The state has authority to waive EPSDT for adults age 19 and 20 years old in the Adult Expansion and Targeted Adult Populations.

New Demonstration Waiver Requests

  1. Income Limit Increase for Adult Expansion Eligibility

The waiver would increase eligibility to 138 percent FPL for the Adult Expansion group.

  1. Lock-Out Due to Intentional Program Violation (IPV)

The state would apply a six-month period of ineligibility to an individual who commits an IPV. This includes making false statements, misrepresenting facts, violating program regulations, posing as someone else, and other actions.

  1. Housing Related Services and Supports (HRSS)

The state would provide HRSS to the targeted adult population who may be experiencing homelessness, housing, food, or transportation insecurity, or interpersonal violence and trauma. This may include tenancy support services (projected 5,000 individuals), community transition services (projected 5,000 individuals), and supportive living/housing services (projected 1,000 individuals).
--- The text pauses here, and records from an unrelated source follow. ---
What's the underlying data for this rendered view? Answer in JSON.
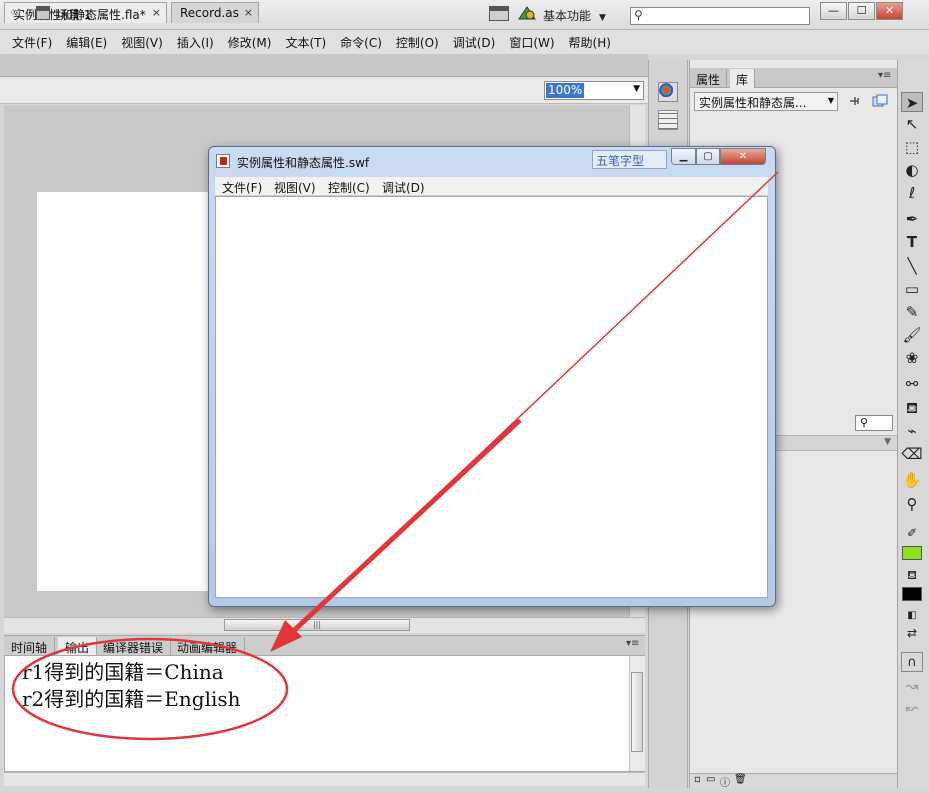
{
  "app": {
    "logo": "Fl",
    "workspace": "基本功能",
    "search_placeholder": ""
  },
  "menubar": [
    "文件(F)",
    "编辑(E)",
    "视图(V)",
    "插入(I)",
    "修改(M)",
    "文本(T)",
    "命令(C)",
    "控制(O)",
    "调试(D)",
    "窗口(W)",
    "帮助(H)"
  ],
  "document_tabs": [
    {
      "label": "实例属性和静态属性.fla*",
      "close": "×"
    },
    {
      "label": "Record.as",
      "close": "×"
    }
  ],
  "editbar": {
    "scene": "场景 1",
    "zoom": "100%"
  },
  "bottom_panel": {
    "tabs": [
      "时间轴",
      "输出",
      "编译器错误",
      "动画编辑器"
    ],
    "output_lines": [
      "r1得到的国籍＝China",
      "r2得到的国籍＝English"
    ]
  },
  "right_panel": {
    "tabs": [
      "属性",
      "库"
    ],
    "library_select": "实例属性和静态属..."
  },
  "swf_window": {
    "title": "实例属性和静态属性.swf",
    "ime_badge": "五笔字型",
    "menu": [
      "文件(F)",
      "视图(V)",
      "控制(C)",
      "调试(D)"
    ]
  },
  "colors": {
    "annotation_red": "#e0383a",
    "stroke_color": "#8ee01b",
    "fill_color": "#000000"
  }
}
  1. Not Allow Presumptive Eligibility Determined by a Hospital

The state would not allow presumptive eligibility determined by a hospital. Instead, the state would need to complete a full determination of eligibility before enrolling the individual.
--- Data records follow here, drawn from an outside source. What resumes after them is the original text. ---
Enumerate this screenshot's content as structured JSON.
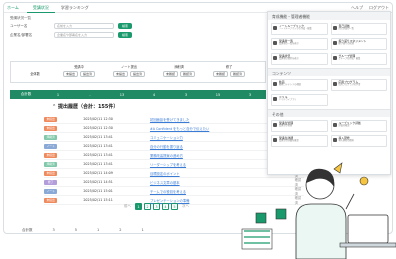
{
  "topbar": {
    "home": "ホーム",
    "tabs": [
      "受講状況",
      "学習ランキング"
    ],
    "right": [
      "ヘルプ",
      "ログアウト"
    ]
  },
  "sub": {
    "text": "受講状況一覧"
  },
  "filters": {
    "row1": {
      "label": "ユーザー名",
      "placeholder": "名前を入力",
      "button": "検索"
    },
    "row2": {
      "label": "企業名/部署名",
      "placeholder": "企業名や部署名を入力",
      "button": "検索"
    }
  },
  "summary": {
    "label": "全体数",
    "cols": [
      {
        "name": "受講中",
        "a": "未提出",
        "b": "提出済"
      },
      {
        "name": "ノート提出",
        "a": "未提出",
        "b": "提出済"
      },
      {
        "name": "添削済",
        "a": "未確認",
        "b": "確認済"
      },
      {
        "name": "修了",
        "a": "未確認",
        "b": "確認済"
      }
    ],
    "bar": [
      "合計数",
      "1",
      "-",
      "13",
      "4",
      "3",
      "15",
      "3"
    ]
  },
  "list": {
    "heading": "提出履歴（合計：155件）",
    "rows": [
      {
        "badge": "未提出",
        "color": "#f08a5d",
        "date": "2025/02/11 12:30",
        "title": "初回面談を受けてきました",
        "status": "未確認"
      },
      {
        "badge": "未提出",
        "color": "#f08a5d",
        "date": "2025/02/11 12:30",
        "title": "#A Confident をもっと自分で伝えたい",
        "status": "未確認"
      },
      {
        "badge": "添削済",
        "color": "#7fc8a9",
        "date": "2025/02/11 13:41",
        "title": "コミュニケーション力",
        "status": "確認済"
      },
      {
        "badge": "ノート",
        "color": "#8aa9d6",
        "date": "2025/02/11 13:41",
        "title": "自分の行動を振り返る",
        "status": "確認済"
      },
      {
        "badge": "未提出",
        "color": "#f08a5d",
        "date": "2025/02/11 13:41",
        "title": "業務改善提案の進め方",
        "status": "確認済"
      },
      {
        "badge": "添削済",
        "color": "#7fc8a9",
        "date": "2025/02/11 13:41",
        "title": "リーダーシップを考える",
        "status": "確認済"
      },
      {
        "badge": "未提出",
        "color": "#f08a5d",
        "date": "2025/02/11 14:09",
        "title": "目標設定のポイント",
        "status": "確認済"
      },
      {
        "badge": "修了",
        "color": "#b39ddb",
        "date": "2025/02/11 14:51",
        "title": "ビジネス文章の基本",
        "status": "確認済"
      },
      {
        "badge": "ノート",
        "color": "#8aa9d6",
        "date": "2025/02/11 15:01",
        "title": "チームでの役割を考える",
        "status": "確認済"
      },
      {
        "badge": "未提出",
        "color": "#f08a5d",
        "date": "2025/02/11 15:11",
        "title": "プレゼンテーションの準備",
        "status": "確認済"
      }
    ]
  },
  "pager": {
    "prev": "前へ",
    "pages": [
      "1",
      "2",
      "3",
      "4",
      "5"
    ],
    "next": "次へ"
  },
  "bottomrow": [
    "合計数",
    "3",
    "5",
    "1",
    "2",
    "1"
  ],
  "menu": {
    "sec1": "育成機能・管理者機能",
    "cards1": [
      {
        "t": "ノートルーブリック",
        "d": "ノートルーブリックの作成・編集"
      },
      {
        "t": "自己評価",
        "d": "自己評価の一覧"
      },
      {
        "t": "受講者一覧",
        "d": "受講者の一覧を表示"
      },
      {
        "t": "振り返りマネジメント",
        "d": "振り返りの管理"
      },
      {
        "t": "受講状況",
        "d": "受講者の進捗を表示"
      },
      {
        "t": "グループ管理",
        "d": "グループの作成・編集"
      }
    ],
    "sec2": "コンテンツ",
    "cards2": [
      {
        "t": "動画",
        "d": "動画コンテンツの視聴"
      },
      {
        "t": "応用プログラム",
        "d": "応用プログラムの学習"
      },
      {
        "t": "ドリル",
        "d": "ドリルライブラリ"
      }
    ],
    "sec3": "その他",
    "cards3": [
      {
        "t": "受講生管理",
        "d": "受講生の管理"
      },
      {
        "t": "ルーブリック評価",
        "d": "評価を確認"
      },
      {
        "t": "受講生詳細",
        "d": "受講生の詳細を確認"
      },
      {
        "t": "導入研修",
        "d": "導入研修の資料"
      }
    ]
  }
}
  1. Targeted Adult Medicaid Eligibility Definitions

The state would expand its eligibility criteria definitions for the three Targeted Adult subgroups.

  1. Flexibility to Make Changes through the State Administrative Rulemaking Process
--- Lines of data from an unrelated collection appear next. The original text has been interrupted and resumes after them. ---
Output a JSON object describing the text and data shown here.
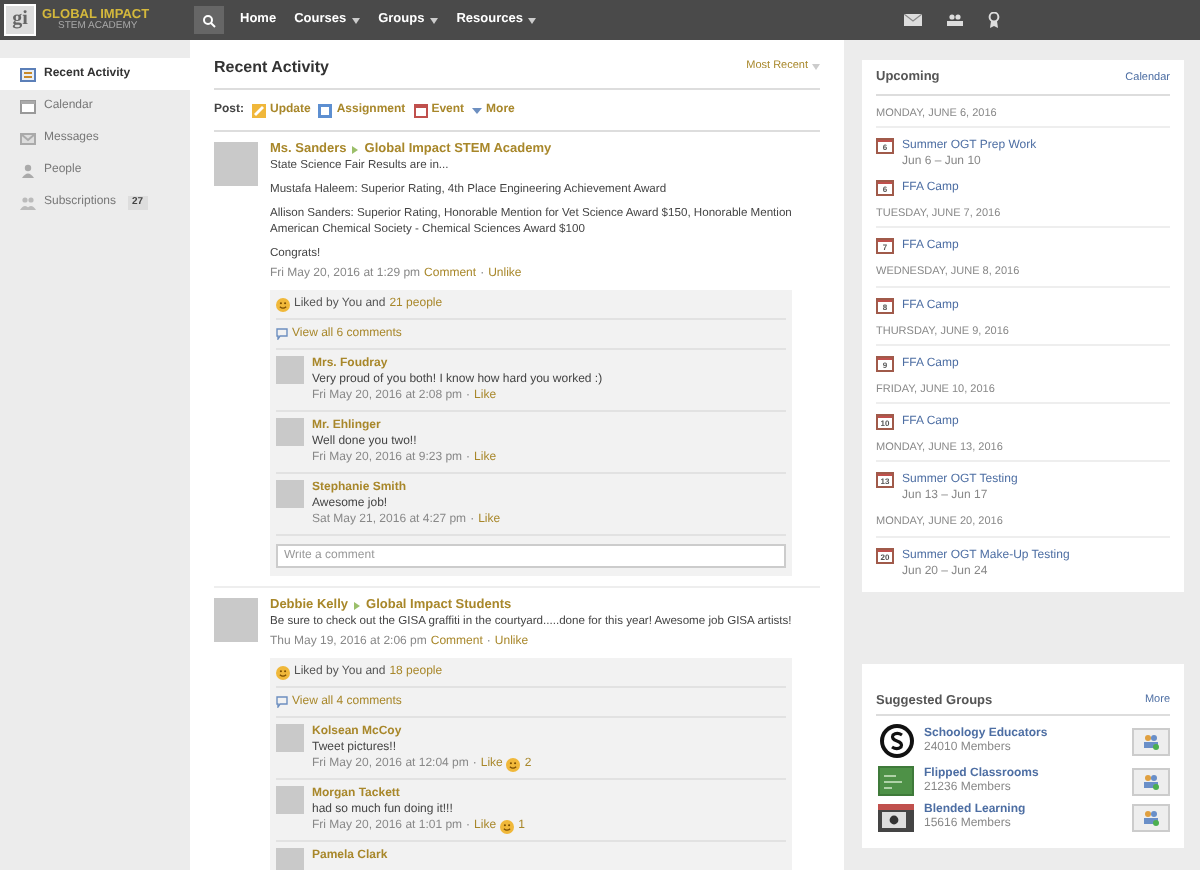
{
  "topbar": {
    "logo": {
      "mark": "gi",
      "title": "GLOBAL IMPACT",
      "subtitle": "STEM ACADEMY"
    },
    "nav": [
      {
        "label": "Home",
        "dropdown": false
      },
      {
        "label": "Courses",
        "dropdown": true
      },
      {
        "label": "Groups",
        "dropdown": true
      },
      {
        "label": "Resources",
        "dropdown": true
      }
    ]
  },
  "sidebar": {
    "items": [
      {
        "label": "Recent Activity",
        "selected": true,
        "kind": "activity"
      },
      {
        "label": "Calendar",
        "selected": false,
        "kind": "calendar"
      },
      {
        "label": "Messages",
        "selected": false,
        "kind": "messages"
      },
      {
        "label": "People",
        "selected": false,
        "kind": "people"
      },
      {
        "label": "Subscriptions",
        "selected": false,
        "kind": "subscriptions",
        "badge": "27"
      }
    ]
  },
  "feed": {
    "title": "Recent Activity",
    "sort": "Most Recent",
    "post_label": "Post:",
    "post_actions": [
      {
        "label": "Update",
        "kind": "update"
      },
      {
        "label": "Assignment",
        "kind": "assignment"
      },
      {
        "label": "Event",
        "kind": "event"
      },
      {
        "label": "More",
        "kind": "more"
      }
    ],
    "posts": [
      {
        "author": "Ms. Sanders",
        "group": "Global Impact STEM Academy",
        "paragraphs": [
          "State Science Fair Results are in...",
          "Mustafa Haleem: Superior Rating, 4th Place Engineering Achievement Award",
          "Allison Sanders: Superior Rating, Honorable Mention for Vet Science Award $150, Honorable Mention American Chemical Society - Chemical Sciences Award $100",
          "Congrats!"
        ],
        "time": "Fri May 20, 2016 at 1:29 pm",
        "actions": [
          "Comment",
          "·",
          "Unlike"
        ],
        "likes_text": "Liked by You and",
        "likes_link": "21 people",
        "view_all": "View all 6 comments",
        "comments": [
          {
            "author": "Mrs. Foudray",
            "text": "Very proud of you both! I know how hard you worked :)",
            "time": "Fri May 20, 2016 at 2:08 pm",
            "separator": "·",
            "like": "Like"
          },
          {
            "author": "Mr. Ehlinger",
            "text": "Well done you two!!",
            "time": "Fri May 20, 2016 at 9:23 pm",
            "separator": "·",
            "like": "Like"
          },
          {
            "author": "Stephanie Smith",
            "text": "Awesome job!",
            "time": "Sat May 21, 2016 at 4:27 pm",
            "separator": "·",
            "like": "Like"
          }
        ],
        "comment_placeholder": "Write a comment"
      },
      {
        "author": "Debbie Kelly",
        "group": "Global Impact Students",
        "paragraphs": [
          "Be sure to check out the GISA graffiti in the courtyard.....done for this year!  Awesome job GISA artists!"
        ],
        "time": "Thu May 19, 2016 at 2:06 pm",
        "actions": [
          "Comment",
          "·",
          "Unlike"
        ],
        "likes_text": "Liked by You and",
        "likes_link": "18 people",
        "view_all": "View all 4 comments",
        "comments": [
          {
            "author": "Kolsean McCoy",
            "text": "Tweet pictures!!",
            "time": "Fri May 20, 2016 at 12:04 pm",
            "separator": "·",
            "like": "Like",
            "like_count": "2"
          },
          {
            "author": "Morgan Tackett",
            "text": "had so much fun doing it!!!",
            "time": "Fri May 20, 2016 at 1:01 pm",
            "separator": "·",
            "like": "Like",
            "like_count": "1"
          },
          {
            "author": "Pamela Clark"
          }
        ]
      }
    ]
  },
  "upcoming": {
    "title": "Upcoming",
    "link": "Calendar",
    "days": [
      {
        "date": "MONDAY, JUNE 6, 2016",
        "events": [
          {
            "day": "6",
            "title": "Summer OGT Prep Work",
            "range": "Jun 6 – Jun 10"
          },
          {
            "day": "6",
            "title": "FFA Camp"
          }
        ]
      },
      {
        "date": "TUESDAY, JUNE 7, 2016",
        "events": [
          {
            "day": "7",
            "title": "FFA Camp"
          }
        ]
      },
      {
        "date": "WEDNESDAY, JUNE 8, 2016",
        "events": [
          {
            "day": "8",
            "title": "FFA Camp"
          }
        ]
      },
      {
        "date": "THURSDAY, JUNE 9, 2016",
        "events": [
          {
            "day": "9",
            "title": "FFA Camp"
          }
        ]
      },
      {
        "date": "FRIDAY, JUNE 10, 2016",
        "events": [
          {
            "day": "10",
            "title": "FFA Camp"
          }
        ]
      },
      {
        "date": "MONDAY, JUNE 13, 2016",
        "events": [
          {
            "day": "13",
            "title": "Summer OGT Testing",
            "range": "Jun 13 – Jun 17"
          }
        ]
      },
      {
        "date": "MONDAY, JUNE 20, 2016",
        "events": [
          {
            "day": "20",
            "title": "Summer OGT Make-Up Testing",
            "range": "Jun 20 – Jun 24"
          }
        ]
      }
    ]
  },
  "suggested": {
    "title": "Suggested Groups",
    "link": "More",
    "groups": [
      {
        "name": "Schoology Educators",
        "members": "24010 Members",
        "kind": "logo"
      },
      {
        "name": "Flipped Classrooms",
        "members": "21236 Members",
        "kind": "chalkboard"
      },
      {
        "name": "Blended Learning",
        "members": "15616 Members",
        "kind": "screen"
      }
    ]
  }
}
The state would have the authority to make the following changes:

  1. Begin enrollment the first of the month after application for Adult Expansion beneficiaries with income over 100 percent FPL (prospective enrollment)
  2. Not allow retroactive eligibility for Adult Expansion beneficiaries with income over 100 percent FPL
  3. Change the benefit package for Adult Expansion and Targeted Adult demonstration groups (excluding medically frail) to the State’s non-traditional benefit package
  4. Exempt certain groups from the ESI requirement
  5. Suspend housing supports
  6. Make enrollment in an integrated plan or other managed care plan mandatory or optional for different adult expansion groups
  7. Open or suspend enrollment for each population group within Targeted Adult Medicaid

The state is also proposing to implement monthly premiums for individuals in the Adult Expansion population who have household income above 100 percent FPL. Single individuals will need to pay $20 per month and married couples will need to pay $30. A $25 copayment for non-emergency use of the emergency department would also be required.

Projected Enrollment and Expenditures

The following tables show projected enrollment and expenditures for members included in this demonstration. Demonstration Year (DY) 18 reflects the anticipated average enrollment January 2020 through June 2020.

The following tables show projected enrollment and expenditures that include all additional flexibilities and cost controls requested in this demonstration.


Utah Medicaid Section 1115 Demonstration Waiver amendment Fallback Plan


[1] While the Fallback Plan cites that eligibility will be increased to 133 percent FPL, other sources on the Utah Department of Health list eligibility as 138 percent FPL.

Please also see comparison chart: